A frequent topic among worship leader discussion groups is “How can I get my congregation to engage more?” That discussion usually leads into another discussion about how people worship in different ways, and how outward expression is not the only indicator that worship is happening.
Yes, I completely agree.
But we also know when things just feel awkward – and how it can affect a congregation. There are so many different issues that can send a worship service sideways: vocal, instrumental, audio, video, team dynamics, and those topics are covered very well here in [WM] magazine.
There’s one issue, however, that’s not talked about a lot – and it’s the easiest to fix. That’s the expressionless guitarist, bass player or keyboardist whose face is buried in the music stand for the entire worship set, and the only sign of life is their moving hands and fingers. They are the backline worship zombies, statues or wax figures. Pick your metaphor.
I’ve sat through way too many worship sets where the upfront leader is cajoling, begging and pleading the congregation to get more involved – even chiding the early service crowd to wake up and/or get more coffee – and all the while the backline musicians look comatose. Awkward.
I’ve seen worship leader discussion groups that are in favor of banishing music stands altogether.
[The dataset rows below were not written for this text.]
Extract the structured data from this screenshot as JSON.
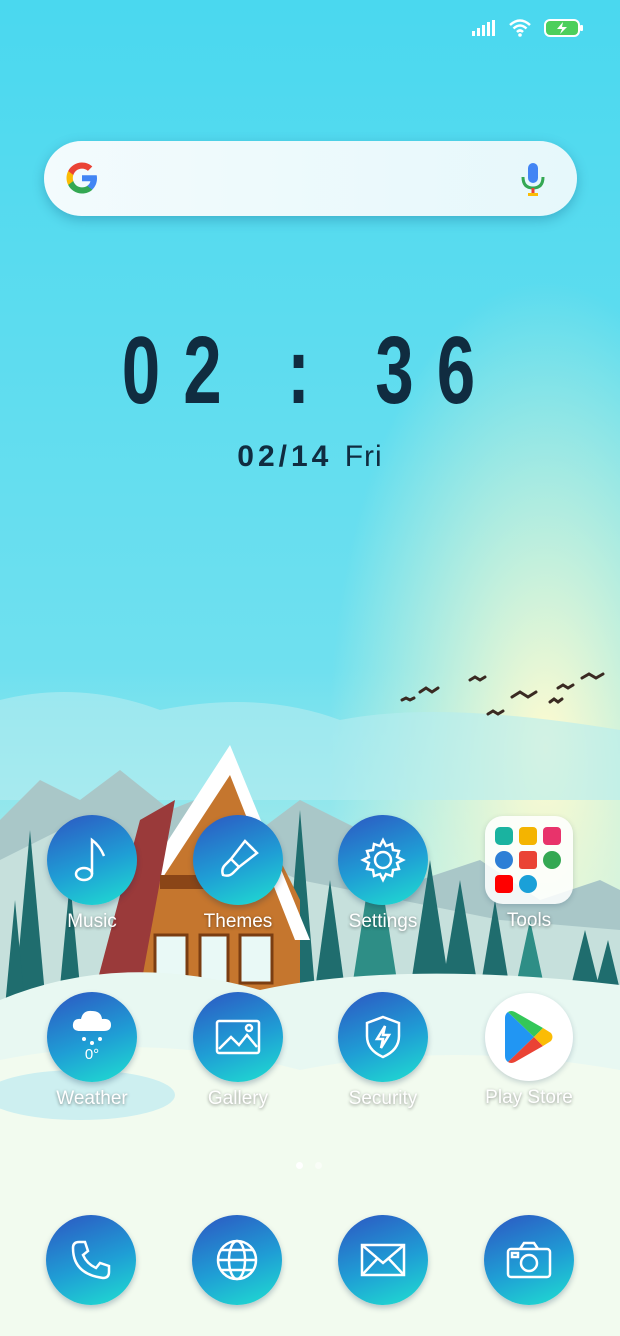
{
  "clock": {
    "time": "02:36",
    "date_num": "02/14",
    "day": "Fri"
  },
  "status": {
    "signal": "signal-bars-icon",
    "wifi": "wifi-icon",
    "battery": "battery-charging-icon"
  },
  "search": {
    "logo": "google-g-icon",
    "mic": "microphone-icon"
  },
  "apps": [
    {
      "label": "Music",
      "icon": "music-note-icon"
    },
    {
      "label": "Themes",
      "icon": "paintbrush-icon"
    },
    {
      "label": "Settings",
      "icon": "gear-icon"
    },
    {
      "label": "Tools",
      "icon": "folder-icon"
    },
    {
      "label": "Weather",
      "icon": "cloud-snow-icon",
      "temp": "0°"
    },
    {
      "label": "Gallery",
      "icon": "image-icon"
    },
    {
      "label": "Security",
      "icon": "shield-bolt-icon"
    },
    {
      "label": "Play Store",
      "icon": "play-store-icon"
    }
  ],
  "dock": [
    {
      "name": "phone",
      "icon": "phone-icon"
    },
    {
      "name": "browser",
      "icon": "globe-icon"
    },
    {
      "name": "messages",
      "icon": "envelope-icon"
    },
    {
      "name": "camera",
      "icon": "camera-icon"
    }
  ],
  "pages": {
    "count": 2,
    "current": 1
  },
  "colors": {
    "sky": "#4fd9ee",
    "clock_text": "#102c40",
    "icon_gradient_top": "#2d56c2",
    "icon_gradient_bottom": "#1fe0d0"
  }
}
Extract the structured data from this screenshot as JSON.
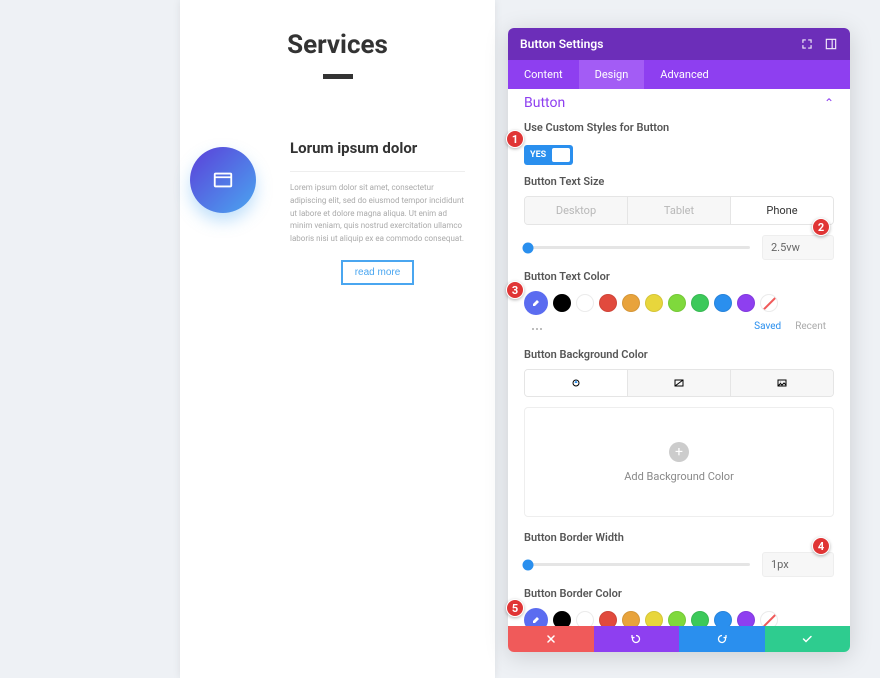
{
  "preview": {
    "title": "Services",
    "card_title": "Lorum ipsum dolor",
    "card_text": "Lorem ipsum dolor sit amet, consectetur adipiscing elit, sed do eiusmod tempor incididunt ut labore et dolore magna aliqua. Ut enim ad minim veniam, quis nostrud exercitation ullamco laboris nisi ut aliquip ex ea commodo consequat.",
    "button_label": "read more"
  },
  "panel": {
    "title": "Button Settings",
    "tabs": {
      "content": "Content",
      "design": "Design",
      "advanced": "Advanced"
    },
    "section": "Button",
    "custom_styles_label": "Use Custom Styles for Button",
    "toggle_yes": "YES",
    "text_size": {
      "label": "Button Text Size",
      "devices": {
        "desktop": "Desktop",
        "tablet": "Tablet",
        "phone": "Phone"
      },
      "value": "2.5vw"
    },
    "text_color": {
      "label": "Button Text Color",
      "saved": "Saved",
      "recent": "Recent"
    },
    "bg_color": {
      "label": "Button Background Color",
      "add": "Add Background Color"
    },
    "border_width": {
      "label": "Button Border Width",
      "value": "1px"
    },
    "border_color": {
      "label": "Button Border Color"
    },
    "colors": {
      "active": "#5b6cf0",
      "black": "#000000",
      "white": "#ffffff",
      "red": "#e14a3d",
      "orange": "#e8a33c",
      "yellow": "#e8d63c",
      "lime": "#7fd93c",
      "green": "#3cc95a",
      "blue": "#2a8fee",
      "purple": "#8e3ff0"
    }
  },
  "badges": [
    "1",
    "2",
    "3",
    "4",
    "5"
  ]
}
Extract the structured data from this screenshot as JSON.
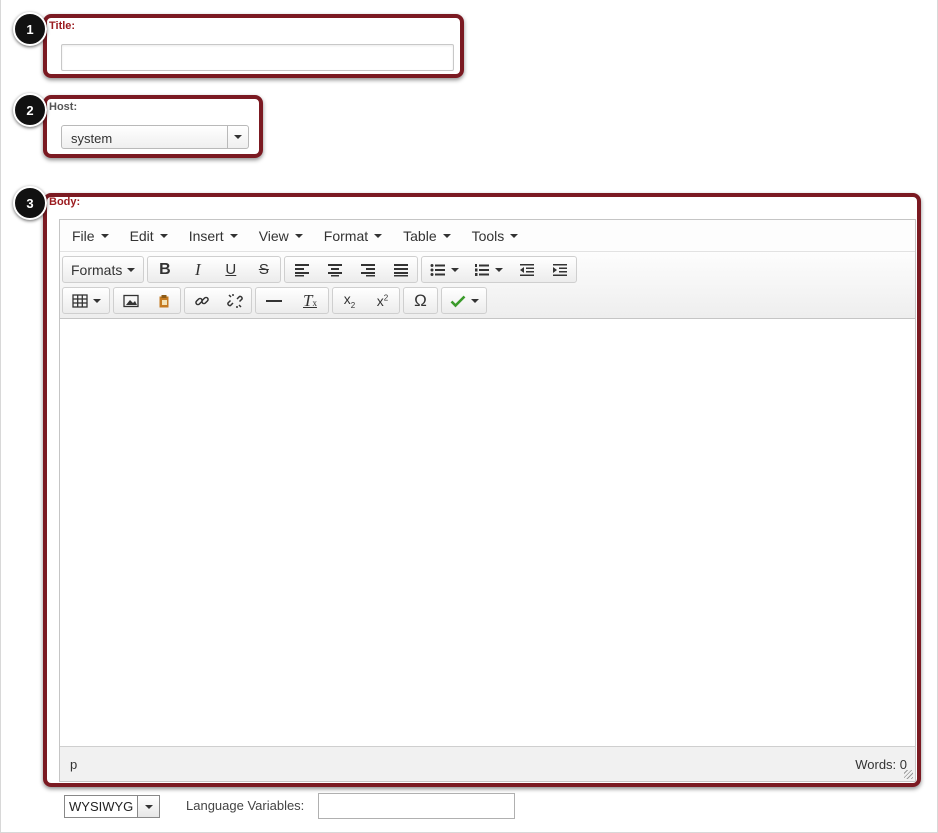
{
  "callouts": [
    "1",
    "2",
    "3"
  ],
  "title_field": {
    "label": "Title:",
    "value": ""
  },
  "host_field": {
    "label": "Host:",
    "selected": "system"
  },
  "body_field": {
    "label": "Body:"
  },
  "menubar": [
    "File",
    "Edit",
    "Insert",
    "View",
    "Format",
    "Table",
    "Tools"
  ],
  "toolbar": {
    "formats_label": "Formats"
  },
  "statusbar": {
    "path": "p",
    "word_count": "Words: 0"
  },
  "bottom": {
    "mode_selected": "WYSIWYG",
    "language_label": "Language Variables:",
    "language_value": ""
  },
  "colors": {
    "callout_border": "#7b1a22",
    "required_label": "#9b1c20",
    "check_green": "#3a9a2a"
  }
}
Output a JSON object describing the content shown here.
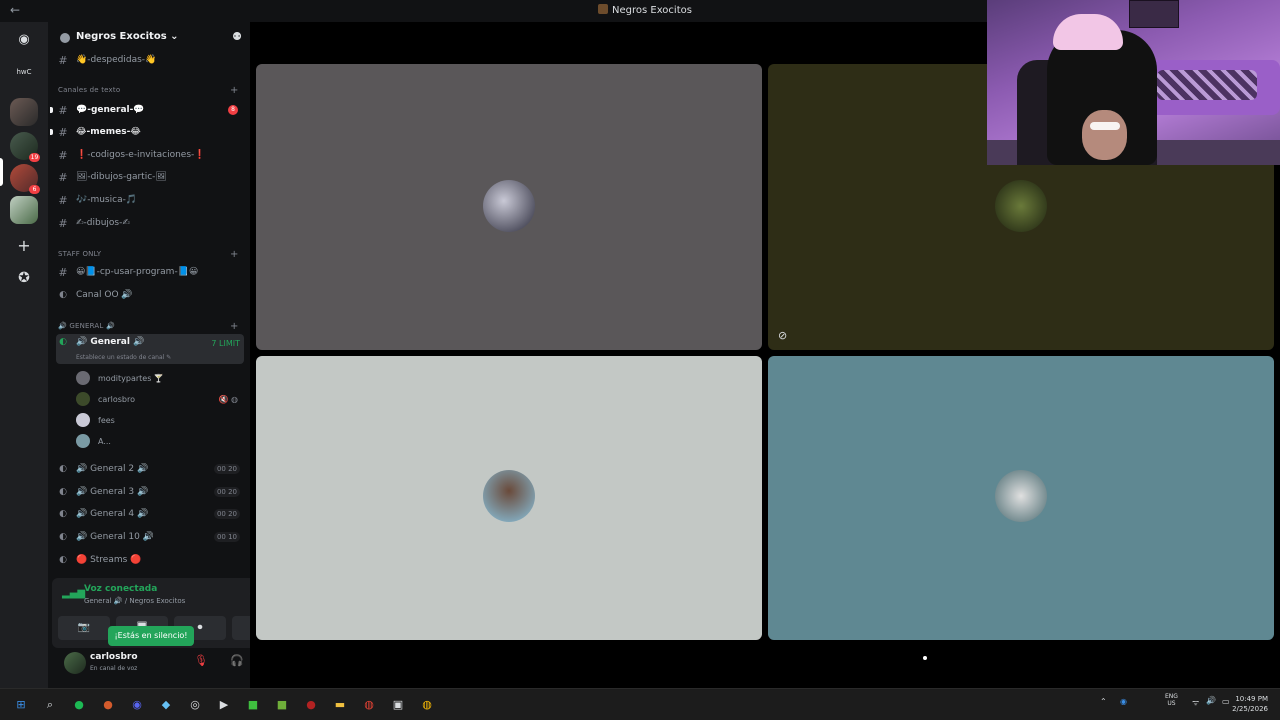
{
  "window": {
    "title": "Negros Exocitos",
    "back_glyph": "←"
  },
  "servers": {
    "discord_glyph": "◉",
    "shortcut_label": "hwC",
    "badges": [
      "19",
      "6"
    ],
    "plus_glyph": "+",
    "compass_glyph": "✪"
  },
  "sidebar": {
    "guild_name": "Negros Exocitos ⌄",
    "invite_glyph": "⚉",
    "top_channel": "👋-despedidas-👋",
    "category_text": "Canales de texto",
    "text_channels": [
      {
        "label": "💬-general-💬",
        "unread": true,
        "mentions": "8"
      },
      {
        "label": "😂-memes-😂",
        "unread": true
      },
      {
        "label": "❗-codigos-e-invitaciones-❗",
        "unread": false
      },
      {
        "label": "🖼-dibujos-gartic-🖼",
        "unread": false
      },
      {
        "label": "🎶-musica-🎵",
        "unread": false
      },
      {
        "label": "✍-dibujos-✍",
        "unread": false
      }
    ],
    "category_staff": "STAFF ONLY",
    "staff_channels": [
      {
        "label": "😀📘-cp-usar-program-📘😀",
        "type": "text"
      },
      {
        "label": "Canal OO 🔊",
        "type": "voice"
      }
    ],
    "category_general": "🔊 GENERAL 🔊",
    "active_voice": {
      "label": "🔊 General 🔊",
      "status": "Establece un estado de canal ✎",
      "right": "7 LIMIT"
    },
    "voice_users": [
      {
        "name": "moditypartes 🍸",
        "icons": ""
      },
      {
        "name": "carlosbro",
        "icons": "🔇 ◍"
      },
      {
        "name": "fees",
        "icons": ""
      },
      {
        "name": "A...",
        "icons": ""
      }
    ],
    "voice_channels": [
      {
        "label": "🔊 General 2 🔊",
        "badge": "00 20"
      },
      {
        "label": "🔊 General 3 🔊",
        "badge": "00 20"
      },
      {
        "label": "🔊 General 4 🔊",
        "badge": "00 20"
      },
      {
        "label": "🔊 General 10 🔊",
        "badge": "00 10"
      },
      {
        "label": "🔴 Streams 🔴",
        "badge": ""
      }
    ]
  },
  "voice_panel": {
    "title": "Voz conectada",
    "subtitle": "General 🔊 / Negros Exocitos",
    "signal_glyph": "▂▄▆",
    "noise_glyph": "⌁",
    "disconnect_glyph": "☎",
    "buttons": [
      "📷",
      "🖥",
      "⏺",
      "🎛"
    ],
    "tooltip": "¡Estás en silencio!"
  },
  "user_panel": {
    "name": "carlosbro",
    "status": "En canal de voz",
    "mic_glyph": "🎙",
    "headset_glyph": "🎧",
    "gear_glyph": "⚙"
  },
  "stage": {
    "tile_colors": [
      "#5a5759",
      "#2e2d16",
      "#c3c8c5",
      "#5f8892"
    ],
    "tile_icon": "⊘"
  },
  "taskbar": {
    "icons": [
      {
        "name": "windows-start",
        "glyph": "⊞",
        "color": "#3a8ee6"
      },
      {
        "name": "search",
        "glyph": "⌕",
        "color": "#dbdee1"
      },
      {
        "name": "spotify",
        "glyph": "●",
        "color": "#1db954"
      },
      {
        "name": "app-orange",
        "glyph": "●",
        "color": "#d35b2c"
      },
      {
        "name": "discord",
        "glyph": "◉",
        "color": "#5865f2"
      },
      {
        "name": "steam",
        "glyph": "◆",
        "color": "#66c0f4"
      },
      {
        "name": "chrome-alt",
        "glyph": "◎",
        "color": "#dbdee1"
      },
      {
        "name": "media",
        "glyph": "▶",
        "color": "#dbdee1"
      },
      {
        "name": "green-app",
        "glyph": "■",
        "color": "#3fbf3f"
      },
      {
        "name": "minecraft",
        "glyph": "■",
        "color": "#6fae3a"
      },
      {
        "name": "red-app",
        "glyph": "●",
        "color": "#b22222"
      },
      {
        "name": "folder",
        "glyph": "▬",
        "color": "#f0c040"
      },
      {
        "name": "chrome",
        "glyph": "◍",
        "color": "#ea4335"
      },
      {
        "name": "terminal",
        "glyph": "▣",
        "color": "#dbdee1"
      },
      {
        "name": "chrome-2",
        "glyph": "◍",
        "color": "#fbbc05"
      }
    ],
    "tray_up": "⌃",
    "lang": "ENG\nUS",
    "wifi": "ᯤ",
    "sound": "🔊",
    "battery": "▭",
    "time": "10:49 PM",
    "date": "2/25/2026"
  }
}
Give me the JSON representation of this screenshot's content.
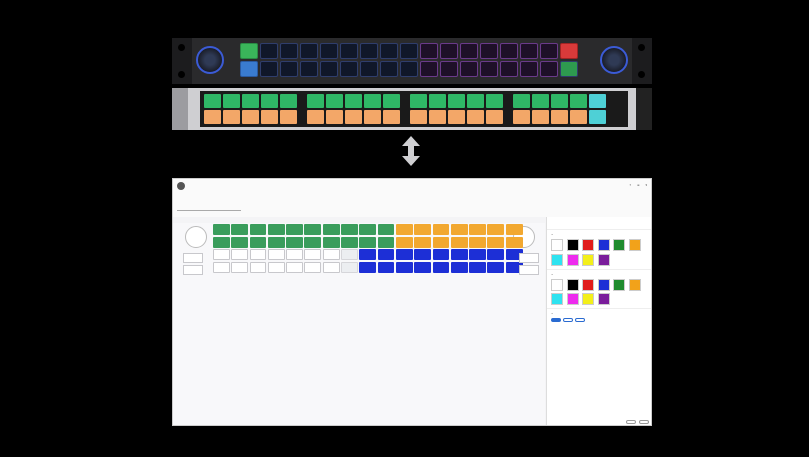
{
  "rack1": {
    "rows": [
      [
        "green",
        "",
        "",
        "",
        "",
        "",
        "",
        "",
        "",
        "purple",
        "purple",
        "purple",
        "purple",
        "purple",
        "purple",
        "purple",
        "red"
      ],
      [
        "blue",
        "",
        "",
        "",
        "",
        "",
        "",
        "",
        "",
        "purple",
        "purple",
        "purple",
        "purple",
        "purple",
        "purple",
        "purple",
        "gr2"
      ]
    ]
  },
  "rack2": {
    "row1": [
      "g",
      "g",
      "g",
      "g",
      "g",
      "|",
      "g",
      "g",
      "g",
      "g",
      "g",
      "|",
      "g",
      "g",
      "g",
      "g",
      "g",
      "|",
      "g",
      "g",
      "g",
      "g",
      "c"
    ],
    "row2": [
      "o",
      "o",
      "o",
      "o",
      "o",
      "|",
      "o",
      "o",
      "o",
      "o",
      "o",
      "|",
      "o",
      "o",
      "o",
      "o",
      "o",
      "|",
      "o",
      "o",
      "o",
      "o",
      "c"
    ]
  },
  "colors": {
    "app_accent": "#2a6bd1",
    "green": "#3a9d5c",
    "orange": "#f2a830",
    "blue": "#1d2fd6"
  },
  "canvas": {
    "rows": [
      [
        "green",
        "green",
        "green",
        "green",
        "green",
        "green",
        "green",
        "green",
        "green",
        "green",
        "orange",
        "orange",
        "orange",
        "orange",
        "orange",
        "orange",
        "orange"
      ],
      [
        "green",
        "green",
        "green",
        "green",
        "green",
        "green",
        "green",
        "green",
        "green",
        "green",
        "orange",
        "orange",
        "orange",
        "orange",
        "orange",
        "orange",
        "orange"
      ],
      [
        "white",
        "white",
        "white",
        "white",
        "white",
        "white",
        "white",
        "empty",
        "blue",
        "blue",
        "blue",
        "blue",
        "blue",
        "blue",
        "blue",
        "blue",
        "blue"
      ],
      [
        "white",
        "white",
        "white",
        "white",
        "white",
        "white",
        "white",
        "empty",
        "blue",
        "blue",
        "blue",
        "blue",
        "blue",
        "blue",
        "blue",
        "blue",
        "blue"
      ]
    ]
  },
  "swatches1": [
    "#ffffff",
    "#000000",
    "#e01b1b",
    "#1d2fd6",
    "#1f8c2e",
    "#f2a21a",
    "#2fe3f0",
    "#ee2bee",
    "#f3ef1a",
    "#7a1d9b"
  ],
  "swatches2": [
    "#ffffff",
    "#000000",
    "#e01b1b",
    "#1d2fd6",
    "#1f8c2e",
    "#f2a21a",
    "#2fe3f0",
    "#ee2bee",
    "#f3ef1a",
    "#7a1d9b"
  ]
}
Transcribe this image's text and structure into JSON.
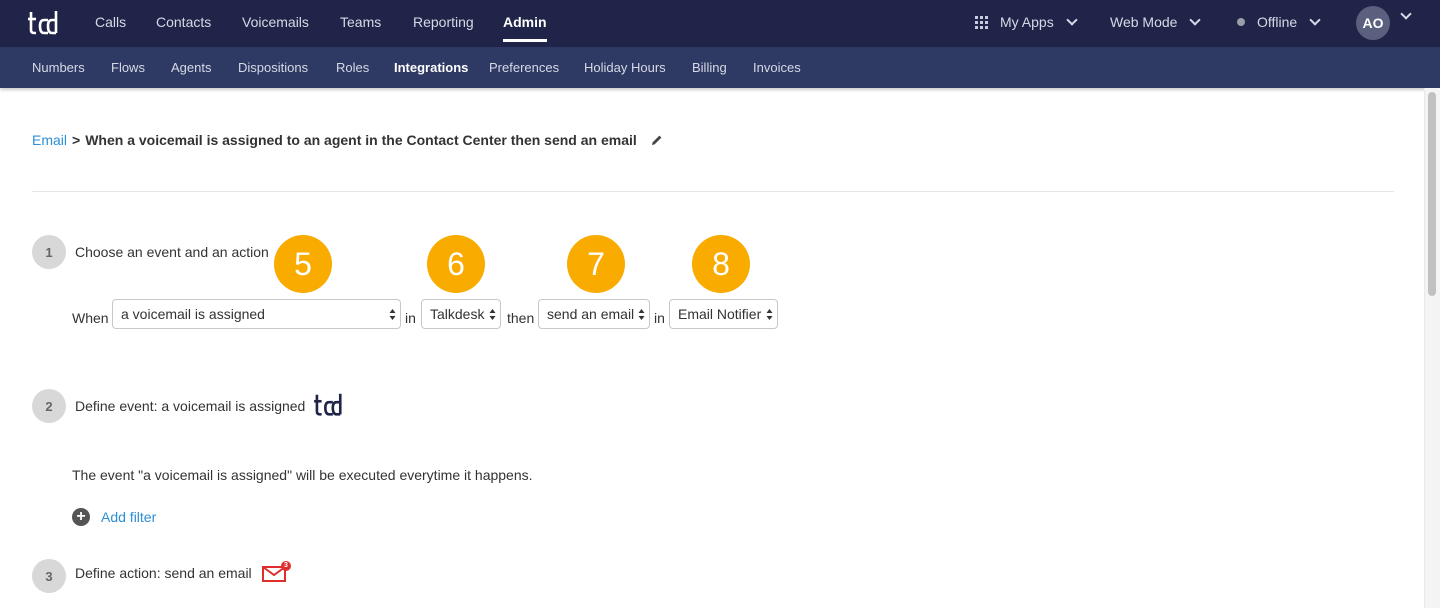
{
  "topnav": {
    "items": [
      "Calls",
      "Contacts",
      "Voicemails",
      "Teams",
      "Reporting",
      "Admin"
    ],
    "active": "Admin",
    "my_apps": "My Apps",
    "mode": "Web Mode",
    "status": "Offline",
    "avatar_initials": "AO"
  },
  "subnav": {
    "items": [
      "Numbers",
      "Flows",
      "Agents",
      "Dispositions",
      "Roles",
      "Integrations",
      "Preferences",
      "Holiday Hours",
      "Billing",
      "Invoices"
    ],
    "active": "Integrations"
  },
  "breadcrumb": {
    "link": "Email",
    "separator": ">",
    "title": "When a voicemail is assigned to an agent in the Contact Center then send an email"
  },
  "step1": {
    "number": "1",
    "title": "Choose an event and an action",
    "when_label": "When",
    "event_value": "a voicemail is assigned",
    "in_label": "in",
    "event_app_value": "Talkdesk",
    "then_label": "then",
    "action_value": "send an email",
    "in_label_2": "in",
    "action_app_value": "Email Notifier",
    "badges": [
      "5",
      "6",
      "7",
      "8"
    ]
  },
  "step2": {
    "number": "2",
    "title": "Define event: a voicemail is assigned",
    "description": "The event \"a voicemail is assigned\" will be executed everytime it happens.",
    "add_filter": "Add filter"
  },
  "step3": {
    "number": "3",
    "title": "Define action: send an email",
    "email_icon_count": "3"
  },
  "colors": {
    "topbar": "#1f2448",
    "subbar": "#2e3a63",
    "link": "#2d8fd5",
    "badge": "#f9ab00",
    "email_icon": "#e02d2d"
  }
}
While I can appreciate the idea, it’s just not realistic for most volunteer musicians with limited rehearsal time. And I really believe that the bigger problem lies not with the stands themselves, but with the players behind them. Have you noticed that when musicians stare down intently at music stands, their focus can often be mistaken for a frown?
The solution is simple. Encourage your players to look at their music stands only when necessary. Instead, look up. Smile. Move a little. Engage. Enjoy being there.
A natural first step is to simply encourage the musicians to interact with each other. Enjoy the simple pleasure of making music together. Audiences notice when the other musicians appreciate that tasty drum fill, guitar riff, bass run or perfectly-timed keyboard swell. That’s just part of the organic joy of live music.
The next step is to encourage your musicians to sing along, even if they’re not singers and even if they don’t have a mic in front of them. It makes a powerful statement and frees the congregation to join in.
Finally, encourage them to worship. One of our drummers – in the sections when he’s not playing – stands and lifts his hands. For him, it’s a personal worship moment. For our congregation, it’s an amazing example of worship leadership. Yes, it’s not just the “worship leader” who leads worship. The whole team does.
Now, having said all that, make sure it’s authentic, and not “just for show.” Audiences can sense superficiality and hype from miles away, and that’s even worse than lifeless zombies. You’ve probably seen the YouTube videos of way-over-the-top musicians, and those antics clearly have no place in a worship setting.
But freedom in worship is a wonderful thing. And it’s a powerful way to draw an entire congregation into worship with you. Jesus came to give life abundantly. Yes, even to music-stand-focused guitarists, bass players and keyboardists.